Records excerpted from a collection
++++++++

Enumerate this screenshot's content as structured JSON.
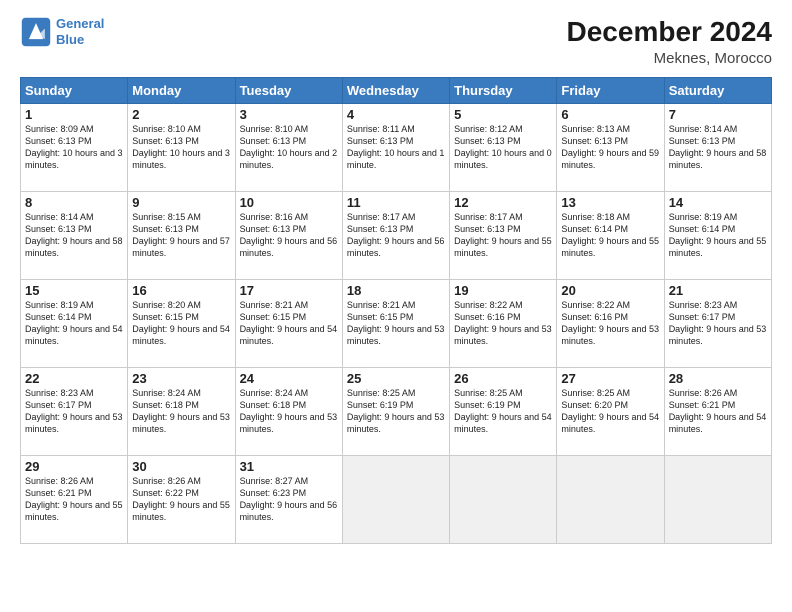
{
  "header": {
    "logo_line1": "General",
    "logo_line2": "Blue",
    "month": "December 2024",
    "location": "Meknes, Morocco"
  },
  "weekdays": [
    "Sunday",
    "Monday",
    "Tuesday",
    "Wednesday",
    "Thursday",
    "Friday",
    "Saturday"
  ],
  "weeks": [
    [
      {
        "num": "1",
        "sunrise": "8:09 AM",
        "sunset": "6:13 PM",
        "daylight": "10 hours and 3 minutes."
      },
      {
        "num": "2",
        "sunrise": "8:10 AM",
        "sunset": "6:13 PM",
        "daylight": "10 hours and 3 minutes."
      },
      {
        "num": "3",
        "sunrise": "8:10 AM",
        "sunset": "6:13 PM",
        "daylight": "10 hours and 2 minutes."
      },
      {
        "num": "4",
        "sunrise": "8:11 AM",
        "sunset": "6:13 PM",
        "daylight": "10 hours and 1 minute."
      },
      {
        "num": "5",
        "sunrise": "8:12 AM",
        "sunset": "6:13 PM",
        "daylight": "10 hours and 0 minutes."
      },
      {
        "num": "6",
        "sunrise": "8:13 AM",
        "sunset": "6:13 PM",
        "daylight": "9 hours and 59 minutes."
      },
      {
        "num": "7",
        "sunrise": "8:14 AM",
        "sunset": "6:13 PM",
        "daylight": "9 hours and 58 minutes."
      }
    ],
    [
      {
        "num": "8",
        "sunrise": "8:14 AM",
        "sunset": "6:13 PM",
        "daylight": "9 hours and 58 minutes."
      },
      {
        "num": "9",
        "sunrise": "8:15 AM",
        "sunset": "6:13 PM",
        "daylight": "9 hours and 57 minutes."
      },
      {
        "num": "10",
        "sunrise": "8:16 AM",
        "sunset": "6:13 PM",
        "daylight": "9 hours and 56 minutes."
      },
      {
        "num": "11",
        "sunrise": "8:17 AM",
        "sunset": "6:13 PM",
        "daylight": "9 hours and 56 minutes."
      },
      {
        "num": "12",
        "sunrise": "8:17 AM",
        "sunset": "6:13 PM",
        "daylight": "9 hours and 55 minutes."
      },
      {
        "num": "13",
        "sunrise": "8:18 AM",
        "sunset": "6:14 PM",
        "daylight": "9 hours and 55 minutes."
      },
      {
        "num": "14",
        "sunrise": "8:19 AM",
        "sunset": "6:14 PM",
        "daylight": "9 hours and 55 minutes."
      }
    ],
    [
      {
        "num": "15",
        "sunrise": "8:19 AM",
        "sunset": "6:14 PM",
        "daylight": "9 hours and 54 minutes."
      },
      {
        "num": "16",
        "sunrise": "8:20 AM",
        "sunset": "6:15 PM",
        "daylight": "9 hours and 54 minutes."
      },
      {
        "num": "17",
        "sunrise": "8:21 AM",
        "sunset": "6:15 PM",
        "daylight": "9 hours and 54 minutes."
      },
      {
        "num": "18",
        "sunrise": "8:21 AM",
        "sunset": "6:15 PM",
        "daylight": "9 hours and 53 minutes."
      },
      {
        "num": "19",
        "sunrise": "8:22 AM",
        "sunset": "6:16 PM",
        "daylight": "9 hours and 53 minutes."
      },
      {
        "num": "20",
        "sunrise": "8:22 AM",
        "sunset": "6:16 PM",
        "daylight": "9 hours and 53 minutes."
      },
      {
        "num": "21",
        "sunrise": "8:23 AM",
        "sunset": "6:17 PM",
        "daylight": "9 hours and 53 minutes."
      }
    ],
    [
      {
        "num": "22",
        "sunrise": "8:23 AM",
        "sunset": "6:17 PM",
        "daylight": "9 hours and 53 minutes."
      },
      {
        "num": "23",
        "sunrise": "8:24 AM",
        "sunset": "6:18 PM",
        "daylight": "9 hours and 53 minutes."
      },
      {
        "num": "24",
        "sunrise": "8:24 AM",
        "sunset": "6:18 PM",
        "daylight": "9 hours and 53 minutes."
      },
      {
        "num": "25",
        "sunrise": "8:25 AM",
        "sunset": "6:19 PM",
        "daylight": "9 hours and 53 minutes."
      },
      {
        "num": "26",
        "sunrise": "8:25 AM",
        "sunset": "6:19 PM",
        "daylight": "9 hours and 54 minutes."
      },
      {
        "num": "27",
        "sunrise": "8:25 AM",
        "sunset": "6:20 PM",
        "daylight": "9 hours and 54 minutes."
      },
      {
        "num": "28",
        "sunrise": "8:26 AM",
        "sunset": "6:21 PM",
        "daylight": "9 hours and 54 minutes."
      }
    ],
    [
      {
        "num": "29",
        "sunrise": "8:26 AM",
        "sunset": "6:21 PM",
        "daylight": "9 hours and 55 minutes."
      },
      {
        "num": "30",
        "sunrise": "8:26 AM",
        "sunset": "6:22 PM",
        "daylight": "9 hours and 55 minutes."
      },
      {
        "num": "31",
        "sunrise": "8:27 AM",
        "sunset": "6:23 PM",
        "daylight": "9 hours and 56 minutes."
      },
      null,
      null,
      null,
      null
    ]
  ]
}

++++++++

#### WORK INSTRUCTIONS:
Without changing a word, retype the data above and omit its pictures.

#### REPLY TO THE TASK:
Enumerate this screenshot's content as structured JSON.
{
  "header": {
    "logo_line1": "General",
    "logo_line2": "Blue",
    "month": "December 2024",
    "location": "Meknes, Morocco"
  },
  "weekdays": [
    "Sunday",
    "Monday",
    "Tuesday",
    "Wednesday",
    "Thursday",
    "Friday",
    "Saturday"
  ],
  "weeks": [
    [
      {
        "num": "1",
        "sunrise": "8:09 AM",
        "sunset": "6:13 PM",
        "daylight": "10 hours and 3 minutes."
      },
      {
        "num": "2",
        "sunrise": "8:10 AM",
        "sunset": "6:13 PM",
        "daylight": "10 hours and 3 minutes."
      },
      {
        "num": "3",
        "sunrise": "8:10 AM",
        "sunset": "6:13 PM",
        "daylight": "10 hours and 2 minutes."
      },
      {
        "num": "4",
        "sunrise": "8:11 AM",
        "sunset": "6:13 PM",
        "daylight": "10 hours and 1 minute."
      },
      {
        "num": "5",
        "sunrise": "8:12 AM",
        "sunset": "6:13 PM",
        "daylight": "10 hours and 0 minutes."
      },
      {
        "num": "6",
        "sunrise": "8:13 AM",
        "sunset": "6:13 PM",
        "daylight": "9 hours and 59 minutes."
      },
      {
        "num": "7",
        "sunrise": "8:14 AM",
        "sunset": "6:13 PM",
        "daylight": "9 hours and 58 minutes."
      }
    ],
    [
      {
        "num": "8",
        "sunrise": "8:14 AM",
        "sunset": "6:13 PM",
        "daylight": "9 hours and 58 minutes."
      },
      {
        "num": "9",
        "sunrise": "8:15 AM",
        "sunset": "6:13 PM",
        "daylight": "9 hours and 57 minutes."
      },
      {
        "num": "10",
        "sunrise": "8:16 AM",
        "sunset": "6:13 PM",
        "daylight": "9 hours and 56 minutes."
      },
      {
        "num": "11",
        "sunrise": "8:17 AM",
        "sunset": "6:13 PM",
        "daylight": "9 hours and 56 minutes."
      },
      {
        "num": "12",
        "sunrise": "8:17 AM",
        "sunset": "6:13 PM",
        "daylight": "9 hours and 55 minutes."
      },
      {
        "num": "13",
        "sunrise": "8:18 AM",
        "sunset": "6:14 PM",
        "daylight": "9 hours and 55 minutes."
      },
      {
        "num": "14",
        "sunrise": "8:19 AM",
        "sunset": "6:14 PM",
        "daylight": "9 hours and 55 minutes."
      }
    ],
    [
      {
        "num": "15",
        "sunrise": "8:19 AM",
        "sunset": "6:14 PM",
        "daylight": "9 hours and 54 minutes."
      },
      {
        "num": "16",
        "sunrise": "8:20 AM",
        "sunset": "6:15 PM",
        "daylight": "9 hours and 54 minutes."
      },
      {
        "num": "17",
        "sunrise": "8:21 AM",
        "sunset": "6:15 PM",
        "daylight": "9 hours and 54 minutes."
      },
      {
        "num": "18",
        "sunrise": "8:21 AM",
        "sunset": "6:15 PM",
        "daylight": "9 hours and 53 minutes."
      },
      {
        "num": "19",
        "sunrise": "8:22 AM",
        "sunset": "6:16 PM",
        "daylight": "9 hours and 53 minutes."
      },
      {
        "num": "20",
        "sunrise": "8:22 AM",
        "sunset": "6:16 PM",
        "daylight": "9 hours and 53 minutes."
      },
      {
        "num": "21",
        "sunrise": "8:23 AM",
        "sunset": "6:17 PM",
        "daylight": "9 hours and 53 minutes."
      }
    ],
    [
      {
        "num": "22",
        "sunrise": "8:23 AM",
        "sunset": "6:17 PM",
        "daylight": "9 hours and 53 minutes."
      },
      {
        "num": "23",
        "sunrise": "8:24 AM",
        "sunset": "6:18 PM",
        "daylight": "9 hours and 53 minutes."
      },
      {
        "num": "24",
        "sunrise": "8:24 AM",
        "sunset": "6:18 PM",
        "daylight": "9 hours and 53 minutes."
      },
      {
        "num": "25",
        "sunrise": "8:25 AM",
        "sunset": "6:19 PM",
        "daylight": "9 hours and 53 minutes."
      },
      {
        "num": "26",
        "sunrise": "8:25 AM",
        "sunset": "6:19 PM",
        "daylight": "9 hours and 54 minutes."
      },
      {
        "num": "27",
        "sunrise": "8:25 AM",
        "sunset": "6:20 PM",
        "daylight": "9 hours and 54 minutes."
      },
      {
        "num": "28",
        "sunrise": "8:26 AM",
        "sunset": "6:21 PM",
        "daylight": "9 hours and 54 minutes."
      }
    ],
    [
      {
        "num": "29",
        "sunrise": "8:26 AM",
        "sunset": "6:21 PM",
        "daylight": "9 hours and 55 minutes."
      },
      {
        "num": "30",
        "sunrise": "8:26 AM",
        "sunset": "6:22 PM",
        "daylight": "9 hours and 55 minutes."
      },
      {
        "num": "31",
        "sunrise": "8:27 AM",
        "sunset": "6:23 PM",
        "daylight": "9 hours and 56 minutes."
      },
      null,
      null,
      null,
      null
    ]
  ]
}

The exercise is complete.